Market data point to the growing interest in designer brands who specialize in real-looking faux fur. Unreal Fur, an Australian brand, have grown their stockists by 100% for Fall 2014 compared to one year ago and those retailers are stocking 256% more products.
Biggest players in the mass and value markets
The biggest retailers of the fur trend in the mass and value markets are Zalando, Debenhams, Zappos, ASOS and Macy’s. These retailers have excelled by making fur trend accessible below the $150 price point. Debenhams even managed to place their Fall 2014 fur emphasis below $50. Outerwear has been the bestselling category for fur in the mass and value markets too, followed by footwear. The average price point is $113 for an outerwear garment.
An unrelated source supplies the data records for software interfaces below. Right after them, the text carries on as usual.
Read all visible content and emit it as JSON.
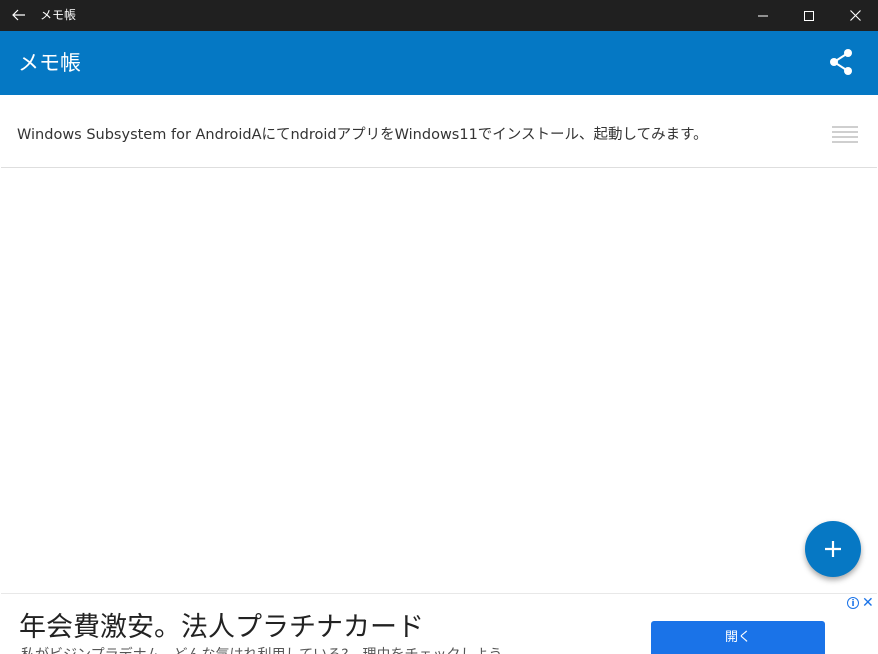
{
  "window": {
    "title": "メモ帳"
  },
  "appbar": {
    "title": "メモ帳",
    "share_icon": "share-icon"
  },
  "memos": [
    {
      "text": "Windows Subsystem for AndroidAにてndroidアプリをWindows11でインストール、起動してみます。"
    }
  ],
  "fab": {
    "icon": "plus-icon",
    "label": "+"
  },
  "ad": {
    "headline": "年会費激安。法人プラチナカード",
    "sub": "私がビジンプラデナム...どんな気はれ利用している?　理由をチェックしよう",
    "open_label": "開く",
    "info_label": "i",
    "close_label": "✕"
  },
  "colors": {
    "titlebar": "#202020",
    "accent": "#0578c4",
    "ad_button": "#1a73e8"
  }
}
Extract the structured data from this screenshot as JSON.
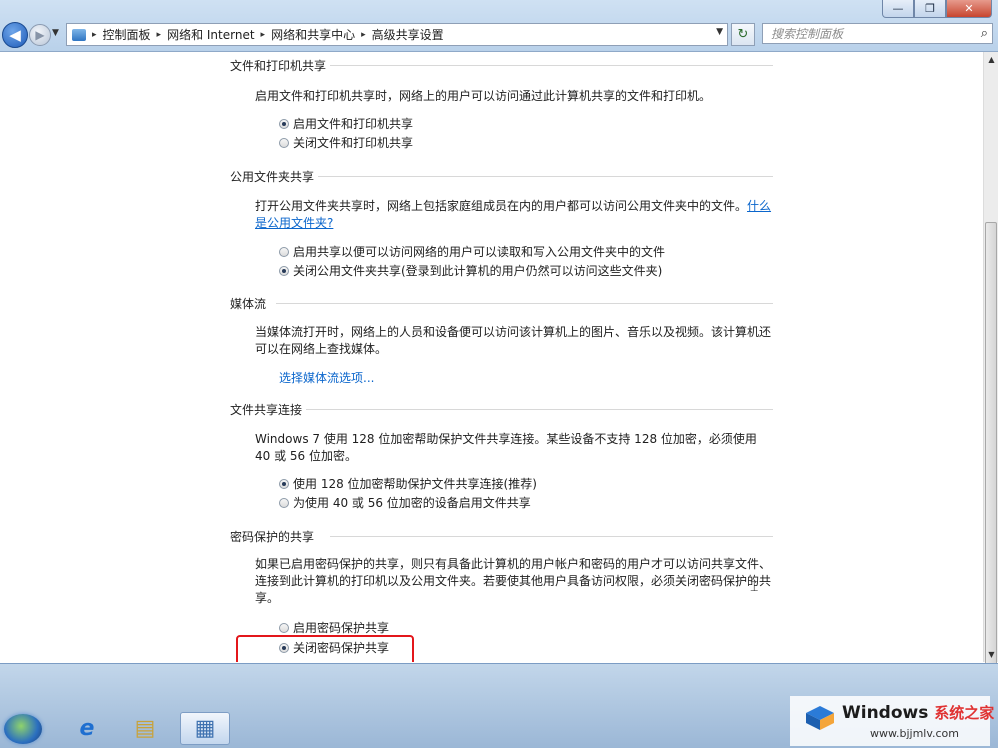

River Island placed a huge emphasis on their fur offering this Fall – EDITD’s Visual Merchandising software, which archives all communications from hundreds of retailers, shows that fur products featured in 10 of their 18 October email newsletters!
Discounting fur – how much and when
23.4% of the fur market is currently on discount, with the average discount being 14 per cent. Debenhams, Farfetch, Very, Littlewoods and Nordstrom are the current highest discounters and South, Coast, RJR John Rocha, Alice + Olivia and Tory Burch are the most discounted brands. The majority of reductions are in the mass market – 52.5% of discounts are in mass, and 21.3% in luxury.
November 2013 was the biggest month for fur reductions. This November, retailers are currently on track to increase the number of discounted products by 23%. However, there has been a 74% increase in new products and current activity shows retail is also on par to beat sell outs by 125% this month.
Looking at last year’s data, it’s clear to see that following high levels of new arrivals in October 2013, discounting rose above the rate of newness in November 2013. The trend is in a stronger position this year, with newness levels well above of discounting.
Which colors sell best?
Using EDITD’s color analysis software, it’s easy to see which colors of fur were stocked by retailers this Fall. We can also quickly compare that to what actually sold. The luxury market was accurate in it’s majority stocking of black and natural colored furs – those sold well.
The luxury market didn’t back colored fur as heavily as the mass and value markets did – the frivolity of this trend is not well suited to the luxe price point. The elements of color which did sell well in luxury included pale pink fur coats from No.21, See by Chloé, DKNY and Giambattista Valli. The small proportion of blue that did well included the $1,299.77 ‘Elliot’ fur clutch by Proenza Schouler at Farfetch. The khaki area of the colorwheel is made up of parka coats with fur trims, which sold well at A.P.C, Yves Salomon, NLST and Finds.
In comparison, the mass and value markets could have bought deeper into colors, seeing as they sold so well and the lower price point justifies consumers’ attention.
Fur in Spring
As the precursor to Fall 2014, fur and faux furs were unusually prevalent on the SS14 runways, made fun by Prada’s art print furs and vibrant jolts of red at Miu Miu. Though that didn’t have a huge impact on retail, they’ve showed up again strong on SS15’s runways at Coach, Saint Laurent, Gucci and Hilfiger. Retailers may be tempted to follow suit, but this would be risky. As analysis shows, fur has a narrow window for full-priced sell outs, and even though Spring weather so often requires heavier outerwear, this is not a time when consumers will be purchasing premium-priced outerwear. Instead, retailers should focus on interplay of lighter unusual textures and save fur as a trim to accessories in seasonal colors.